Bank junction was turned into a festival space while children will race go-karts in the Square Mile.
The closures will be in place until 19:00 BST with roads elsewhere expected to be busy as a result.
Tower and London Bridge were shut at 07:00 BST along with streets in parts of the City, Southwark and Tower Hamlets.
Among the other activities taking place were a hedge maze in Cheapside and classic cycle rides on Tower Bridge.
Organisers hope more than 150,000 people will join the event, which has been named Reimagine.
Away from the centre, 15 boroughs will be running their own Car Free Day celebrations and more than 340 “play streets” – safe spaces for local people to socialise and play – have been approved by 24 boroughs.
London’s Mayor Sadiq Khan said the day was about “demonstrating our commitment to cleaning up our toxic air and experiencing a greener way of living”.
Transport for London has warned that those who do take to the roads should expect “significant delays”.
Protests are expected across the UK, with pupils leaving schools and workers downing tools in a bid to urge more government action on climate change.
It’s part of a global “climate strike” day, which started in Australia earlier, where organisers said around 300,000 people took part.
They are urging “climate justice” and “an end to the age of fossil fuels”.
Energy minister Kwasi Kwarteng said their voices were being heard but did not “endorse children leaving school”.
It follows earlier school strikes inspired by activist Greta Thunberg.
- Huge crowds join day of climate action – live updates
- Greta Thunberg tells US politicians to try harder
The teenager, from Sweden, has described the turnout in Australia earlier as “incredible”.
She is set to join a later rally planned in New York, where world leaders will meet at the UN next week to discuss climate change.
Extinction Rebellion, which organised its own climate and environment protests in the UK earlier this year, said it stood “in solidarity” with those taking part.
It added that its members were joining the strikes and holding their own events, including a choir and “kids’ space” in Victoria Tower Gardens, Westminster, and outside King’s College London.
Labour leader Jeremy Corbyn will address the UK Student Climate Network’s Global Climate Strike in Westminster at about 13:15pm.
Mr Kwarteng told BBC Breakfast protesters’ voices were “being heard” but insisted the time spent in school was “incredibly important”.
He added: “What I do support is their energy, their creativity, and the fact that they have completely mastered these issues and take them very seriously.”
About 30 residents have been evacuated and part of a building has been destroyed following a suspected explosion.

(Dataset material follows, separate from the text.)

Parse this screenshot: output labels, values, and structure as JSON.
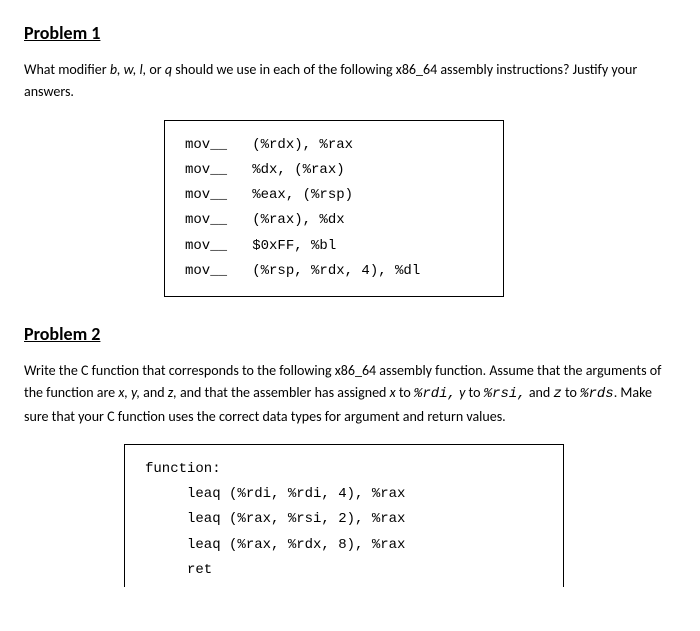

London Fire Brigade said it was called to a fire after the suspected blast on High Street in Hampton Hill, south-west London, on Tuesday night.
On social media, one witness described hearing a “boom” before the blaze. No was injured.
Road closures remain in place at the scene, Richmond Council said.